–“I’m one of those people who have joined gyms, gone a few times, and then dropped out. Even a discounted membership is not a good deal if you don’t use it.”
–“Best deal on the best gym in New York. No scams. Open all hours. Myriad places to work out. Clear air.. Fascinating clientele. Pets welcome! Year-round program. And here’s the amazing part: It’s free. We know it as Central Park.”
–“If you are just getting back into working out regularly, try to get a short term membership like 3-months, a punch card or make sure that you can cancel a membership when you want. I’ve walked away from gyms without those conditions”.
— “During the first few months you can understand a lot more about the gym than you can during the free 1-2 week trial period. Do you like the instructors? Are they helpful to newcomers? Do you feel comfortable in the classes or in the weights and cardio area? If you don’t feel at home in a gym it will be harder to go.”
–“If you are making a New Year’s resolution and you have never set foot in a gym, invest some money into paying for a trainer who can show you what to do and who can make sure that you don’t look stupid or ignorant about what to do in the gym and how to do it the right way (without hurting yourself). Showing up in a gym without a clue about what to do next and how to do it is a pretty effective way to get yourself demotivated from ever showing up in a gym again.”
— “Invest your money in equipment for your home, if you don’t have space, run outside or do video tapes. You waste a tremendous amount of time packing a bag, then getting to the gym, and then back home. Plus it’s really expensive. You can get into great shape exercising 45 minutes a day at home.”
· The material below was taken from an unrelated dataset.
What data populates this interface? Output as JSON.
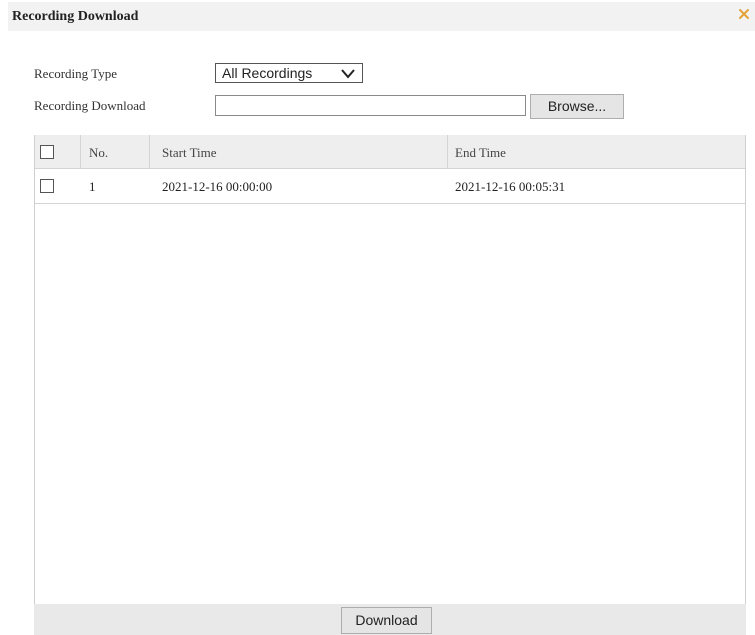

–“At varying times over the last 20 years I’ve had a membership.7 different gyms in 3 different states. Every time I cancelled my contract within the agreements they would still continue to send me bills/direct deposit. Buy a book, a bench and a couple of dumbbells because today’s “membership sale” will just be a cancellation nightmare in the future.”
–“Music killed the gym for me.”
–“A motivated individual can avoid the gym scam and keep healthy at home without needing weights and equipment. and save some cash for proper nutrition. A beginner workout can include 10 calf raises. 10 squats, 10 lunges, 10 situps, 10 pushups. Each workout level increase by 10 each. All must be done within an hour; you can pick your own rest/rep/sets. When you can do 50x of each within an hour you can label yourself as fit. 100x and well, you’ll look good naked.”
As for me, I am perfectly content working out at home and using the outdoors for my running and biking. I pretty much loathe the treadmill and stationary bike. Twenty minutes on either is my absolute threshold. The monotony is too much. Nor have I ever worn a Walkman or iPod earbuds in over 30 years of running. I prefer to listen to my own thoughts. Or rather, running and biking clear my head. Going to a gym, on the other hand, certainly never accomplished that in the past. And as for weight training, I do pushups, chinups, and pullups at home. When i started my pushup regimen several years ago, I could only do 35; with chinups, it was 2. Yesterday morning, I cranked out 250 pushups to muscle exhaustion– all without stopping. Then, several hours after a small lunch of rice and salmon, I ran for 75 minutes on the nearby trails that involved a steady two-mile climb. I saw about a dozen mountain bikers, several hikers, but no other runners. It was New Year’s Day.
This essay was adapted in part from Bill Katovsky’s memoir, “Return to Fitness: Getting Back in Shape After Injury, Illness or Prolonged Inactivity”